About this exercise:
The full set of records is to be reproduced verbatim.

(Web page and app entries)
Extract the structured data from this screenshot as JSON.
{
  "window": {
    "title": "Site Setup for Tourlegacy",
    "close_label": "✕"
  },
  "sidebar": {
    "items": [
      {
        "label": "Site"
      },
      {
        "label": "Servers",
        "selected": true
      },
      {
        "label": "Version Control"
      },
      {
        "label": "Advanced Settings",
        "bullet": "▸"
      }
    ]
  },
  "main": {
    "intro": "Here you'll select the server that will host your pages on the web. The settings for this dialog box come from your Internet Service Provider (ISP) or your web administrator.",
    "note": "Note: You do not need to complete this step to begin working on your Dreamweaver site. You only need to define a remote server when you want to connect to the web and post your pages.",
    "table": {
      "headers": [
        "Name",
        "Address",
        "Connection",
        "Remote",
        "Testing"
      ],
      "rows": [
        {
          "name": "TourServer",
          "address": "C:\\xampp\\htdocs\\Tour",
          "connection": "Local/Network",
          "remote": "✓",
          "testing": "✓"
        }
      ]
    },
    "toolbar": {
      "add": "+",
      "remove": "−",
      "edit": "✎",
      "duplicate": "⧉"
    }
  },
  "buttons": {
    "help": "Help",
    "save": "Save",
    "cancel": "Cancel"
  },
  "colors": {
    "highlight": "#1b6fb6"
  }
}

Answer to the exercise:
Extract the structured data from this screenshot as JSON.
{
  "window": {
    "title": "Site Setup for Tourlegacy",
    "close_label": "✕"
  },
  "sidebar": {
    "items": [
      {
        "label": "Site"
      },
      {
        "label": "Servers",
        "selected": true
      },
      {
        "label": "Version Control"
      },
      {
        "label": "Advanced Settings",
        "bullet": "▸"
      }
    ]
  },
  "main": {
    "intro": "Here you'll select the server that will host your pages on the web. The settings for this dialog box come from your Internet Service Provider (ISP) or your web administrator.",
    "note": "Note: You do not need to complete this step to begin working on your Dreamweaver site. You only need to define a remote server when you want to connect to the web and post your pages.",
    "table": {
      "headers": [
        "Name",
        "Address",
        "Connection",
        "Remote",
        "Testing"
      ],
      "rows": [
        {
          "name": "TourServer",
          "address": "C:\\xampp\\htdocs\\Tour",
          "connection": "Local/Network",
          "remote": "✓",
          "testing": "✓"
        }
      ]
    },
    "toolbar": {
      "add": "+",
      "remove": "−",
      "edit": "✎",
      "duplicate": "⧉"
    }
  },
  "buttons": {
    "help": "Help",
    "save": "Save",
    "cancel": "Cancel"
  },
  "colors": {
    "highlight": "#1b6fb6"
  }
}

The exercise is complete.